Why Tesla is up: Investors have been on a tear since Tesla reported its first annual profit last week, betting on future growth powered in part by the company's new plant in Shanghai. The move higher could also be getting some juice from short sellers who are trying to cover their losses, as well as battery maker Panasonic's positive remarks on the state of its Tesla partnership.
Spotify's emphasis on podcasts is continuing to pay off.
The streaming service said in its fourth-quarter earnings report that it's still seeing an "exponential growth in podcast hours streamed," which amounts to a 200% increase.
Paid subscribers grew nearly 30% year over year to 124 million paid subscribers and has 271 million total active monthly users as of the end of 2019.
Spotify (SPOT) said it was the "highest net add quarter we’ve ever experienced."
But it swung to a loss ($84.8 million) compared to the same quarter a year ago. Revenue jumped 24% to $2 billion.
The stock is up 1% in premarket trading.
Related: Read CNN Business' profile about the company's content chief, Dawn Ostroff.
The growing coronavirus epidemic has forced Macao to close its casinos for two weeks.
If it's longer, Moody's is warning that it could damage the credit rating of US-based companies, because several brands own casinos in one of the world's top gambling hubs.

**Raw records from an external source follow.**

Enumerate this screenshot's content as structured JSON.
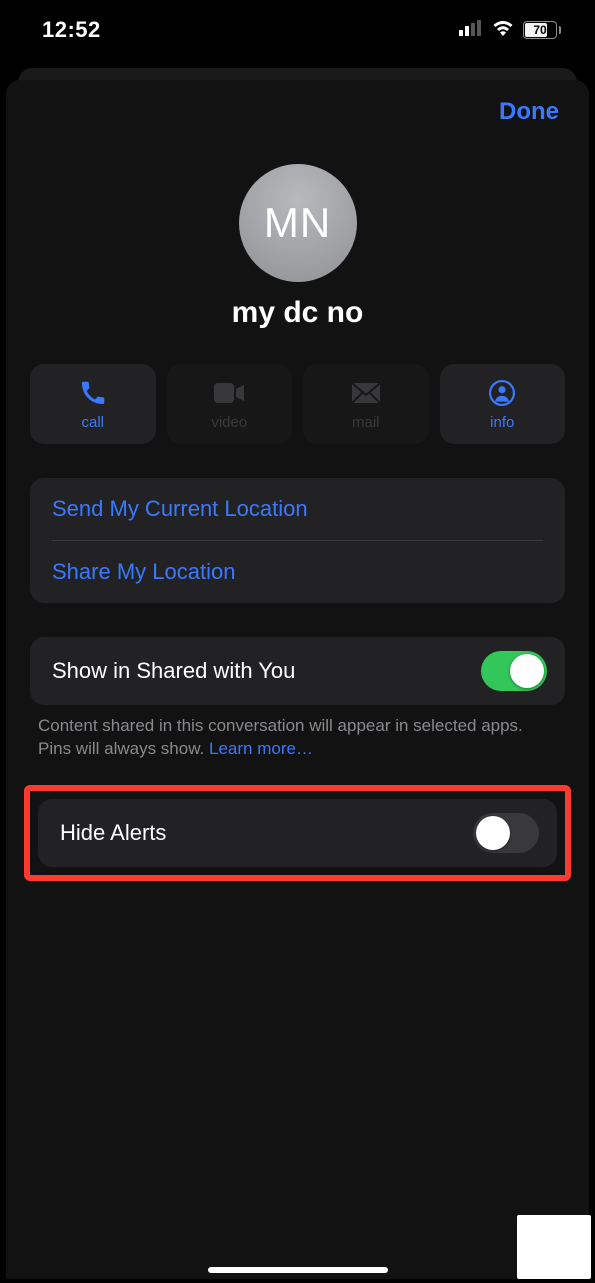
{
  "status": {
    "time": "12:52",
    "battery": "70"
  },
  "sheet": {
    "done": "Done",
    "avatar_initials": "MN",
    "contact_name": "my dc no",
    "actions": {
      "call": "call",
      "video": "video",
      "mail": "mail",
      "info": "info"
    },
    "location": {
      "send": "Send My Current Location",
      "share": "Share My Location"
    },
    "shared": {
      "label": "Show in Shared with You",
      "description": "Content shared in this conversation will appear in selected apps. Pins will always show. ",
      "learn_more": "Learn more…"
    },
    "hide_alerts": {
      "label": "Hide Alerts"
    }
  }
}
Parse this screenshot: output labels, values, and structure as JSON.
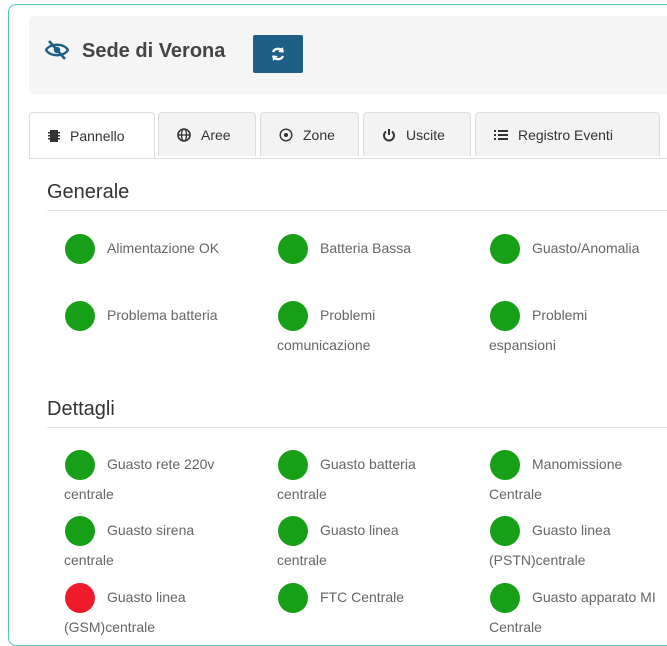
{
  "header": {
    "title": "Sede di Verona"
  },
  "tabs": [
    {
      "label": "Pannello",
      "icon": "chip-icon"
    },
    {
      "label": "Aree",
      "icon": "globe-icon"
    },
    {
      "label": "Zone",
      "icon": "target-icon"
    },
    {
      "label": "Uscite",
      "icon": "power-icon"
    },
    {
      "label": "Registro Eventi",
      "icon": "list-icon"
    }
  ],
  "sections": {
    "generale": {
      "title": "Generale",
      "items": [
        {
          "label": "Alimentazione OK",
          "status": "green"
        },
        {
          "label": "Batteria Bassa",
          "status": "green"
        },
        {
          "label": "Guasto/Anomalia",
          "status": "green"
        },
        {
          "label": "Problema batteria",
          "status": "green"
        },
        {
          "label": "Problemi comunicazione",
          "status": "green"
        },
        {
          "label": "Problemi espansioni",
          "status": "green"
        }
      ]
    },
    "dettagli": {
      "title": "Dettagli",
      "items": [
        {
          "label": "Guasto rete 220v centrale",
          "status": "green"
        },
        {
          "label": "Guasto batteria centrale",
          "status": "green"
        },
        {
          "label": "Manomissione Centrale",
          "status": "green"
        },
        {
          "label": "Guasto sirena centrale",
          "status": "green"
        },
        {
          "label": "Guasto linea centrale",
          "status": "green"
        },
        {
          "label": "Guasto linea (PSTN)centrale",
          "status": "green"
        },
        {
          "label": "Guasto linea (GSM)centrale",
          "status": "red"
        },
        {
          "label": "FTC Centrale",
          "status": "green"
        },
        {
          "label": "Guasto apparato MI Centrale",
          "status": "green"
        }
      ]
    }
  },
  "colors": {
    "ok": "#17a017",
    "alarm": "#ee1c2c",
    "accent": "#1f5f86"
  }
}
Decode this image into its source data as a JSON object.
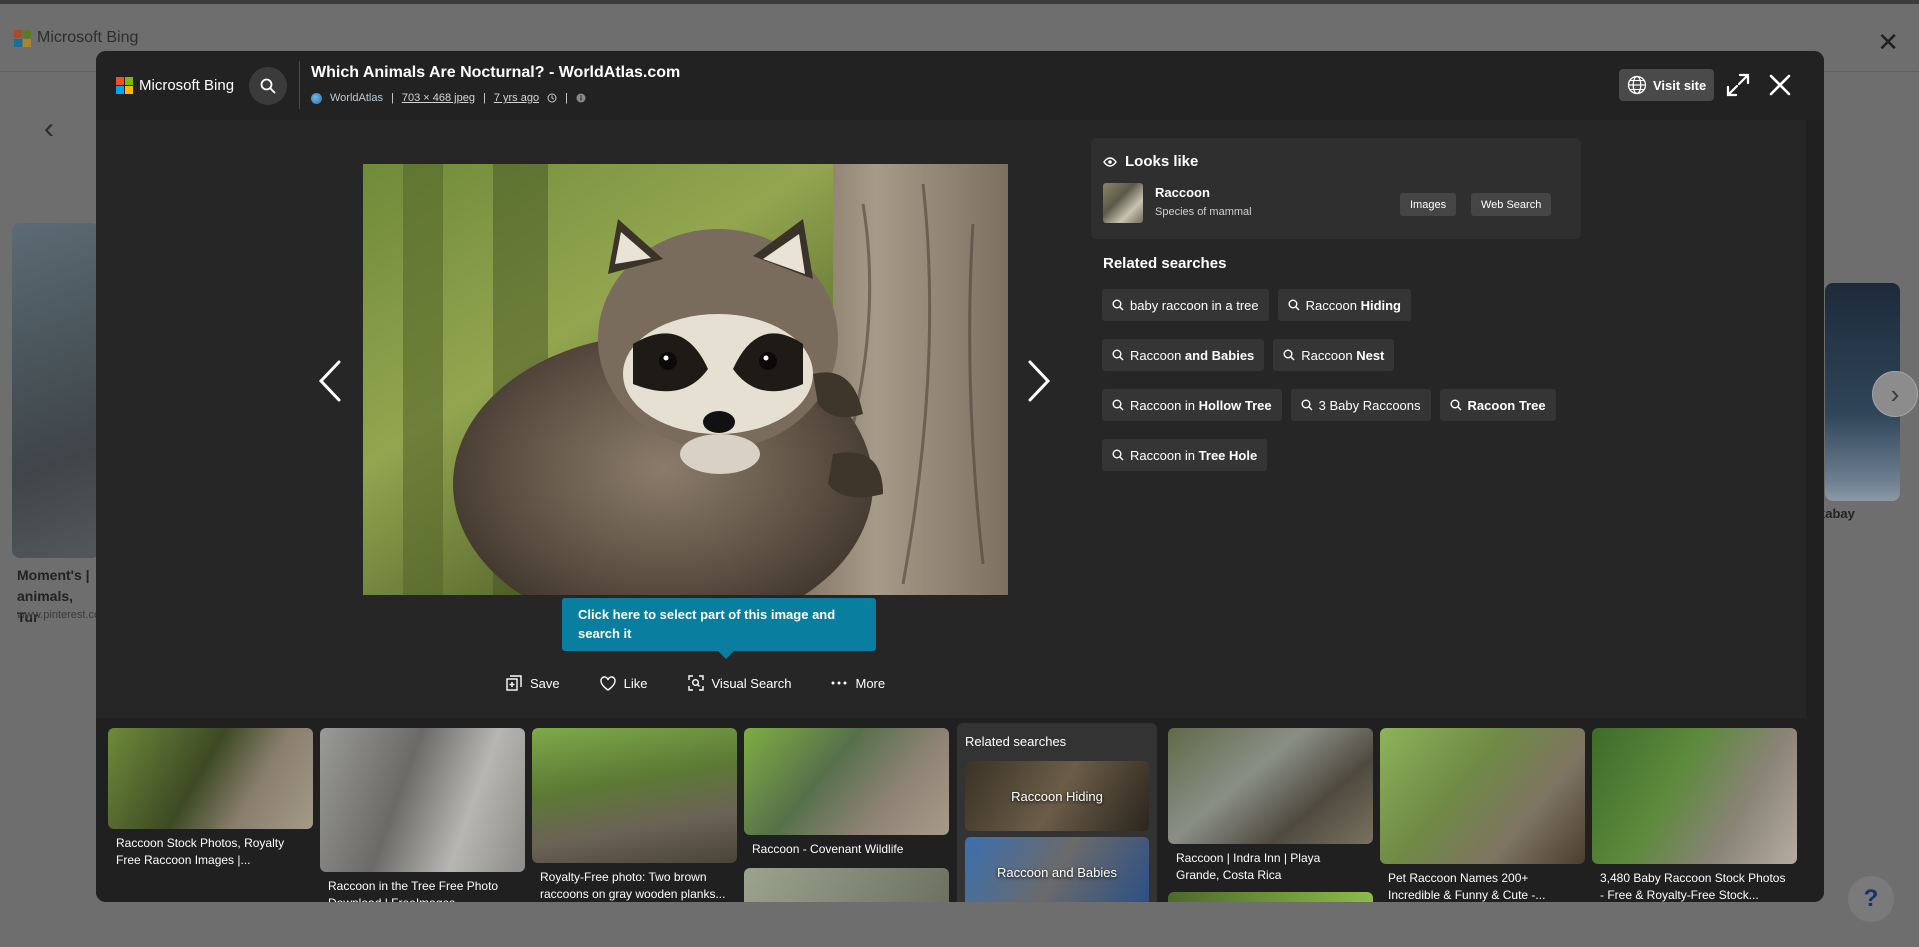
{
  "background": {
    "brand": "Microsoft Bing",
    "left_caption": "Moment's | animals, Tur",
    "left_source": "www.pinterest.co",
    "right_caption": "xabay",
    "help_label": "?"
  },
  "viewer": {
    "brand": "Microsoft Bing",
    "title": "Which Animals Are Nocturnal? - WorldAtlas.com",
    "source": "WorldAtlas",
    "dimensions": "703 × 468 jpeg",
    "age": "7 yrs ago",
    "separator": "|",
    "visit_label": "Visit site",
    "tooltip": "Click here to select part of this image and search it",
    "actions": [
      {
        "label": "Save",
        "icon": "save-icon"
      },
      {
        "label": "Like",
        "icon": "heart-icon"
      },
      {
        "label": "Visual Search",
        "icon": "visual-search-icon"
      },
      {
        "label": "More",
        "icon": "more-icon"
      }
    ]
  },
  "looks_like": {
    "heading": "Looks like",
    "name": "Raccoon",
    "subtitle": "Species of mammal",
    "images_btn": "Images",
    "web_btn": "Web Search"
  },
  "related": {
    "heading": "Related searches",
    "chips": [
      {
        "plain": "baby raccoon in a tree",
        "bold": ""
      },
      {
        "plain": "Raccoon ",
        "bold": "Hiding"
      },
      {
        "plain": "Raccoon ",
        "bold": "and Babies"
      },
      {
        "plain": "Raccoon ",
        "bold": "Nest"
      },
      {
        "plain": "Raccoon in ",
        "bold": "Hollow Tree"
      },
      {
        "plain": "3 Baby Raccoons",
        "bold": ""
      },
      {
        "plain": "",
        "bold": "Racoon Tree"
      },
      {
        "plain": "Raccoon in ",
        "bold": "Tree Hole"
      }
    ]
  },
  "filmstrip": {
    "tiles": [
      {
        "caption": "Raccoon Stock Photos, Royalty Free Raccoon Images |..."
      },
      {
        "caption": "Raccoon in the Tree Free Photo Download | FreeImages"
      },
      {
        "caption": "Royalty-Free photo: Two brown raccoons on gray wooden planks..."
      },
      {
        "caption": "Raccoon - Covenant Wildlife"
      },
      {
        "caption": "Raccoon | Indra Inn | Playa Grande, Costa Rica"
      },
      {
        "caption": "Pet Raccoon Names 200+ Incredible & Funny & Cute -..."
      },
      {
        "caption": "3,480 Baby Raccoon Stock Photos - Free & Royalty-Free Stock..."
      }
    ],
    "related_heading": "Related searches",
    "related_cards": [
      "Raccoon Hiding",
      "Raccoon and Babies"
    ]
  },
  "colors": {
    "modal_bg": "#202020",
    "tooltip_bg": "#0a7e9f",
    "ms_red": "#f25022",
    "ms_green": "#7fba00",
    "ms_blue": "#00a4ef",
    "ms_yellow": "#ffb900"
  }
}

The firm said Wynn Resorts (WYNN), Las Vegas Sands (LVS) and MGM Resorts (MGM) are the "most vulnerable to revenue declines based on their exposure to the region" because all three companies generate a lot of their annual revenue from the area.
But despite the closure, Moody's said there is "no effect on the ratings" for now because the companies have sources of cash that can absorb a "near-term hit to their Macau operations without impairing their respective credit profiles."
Asian markets are continuing to recover after being shaken by coronavirus fears.
China's Shanghai Composite Index (SHCOMP) rose 1.3%, building on Tuesday's modest rebound.
But the index has still not recovered from its heavy losses Monday, when it plunged nearly 8% and recorded its worst single-day performance since 2015.
Several companies that have been affected by the coronavirus outbreak also made gains Wednesday, though there are still concerns about how the virus could impact business in the long term.
The global airline industry is facing huge financial losses as a growing number of carriers cancel flights to China because of the coronavirus outbreak. The hit will very likely be worse than the damage wrought by the 2003 SARS epidemic.
In response, more than a dozen major airlines have canceled flights to and from mainland China. Several countries have also banned entry to foreigners who have traveled to China, while others have told their citizens not to travel there, or to leave if they can.
The last time the aviation industry faced this kind of crisis was back in 2003, when the SARS outbreak cost Asia Pacific carriers $6 billion in revenue, according to the International Air Transport Authority (IATA).
North American airlines lost $1 billion, while European carriers largely escaped unscathed, analysts say. It took nine months before international passenger traffic returned to normal, IATA said.
The coronavirus will "definitely" surpass that $7 billion SARS hit, said Ivan Su, an analyst with financial services firm Morningstar.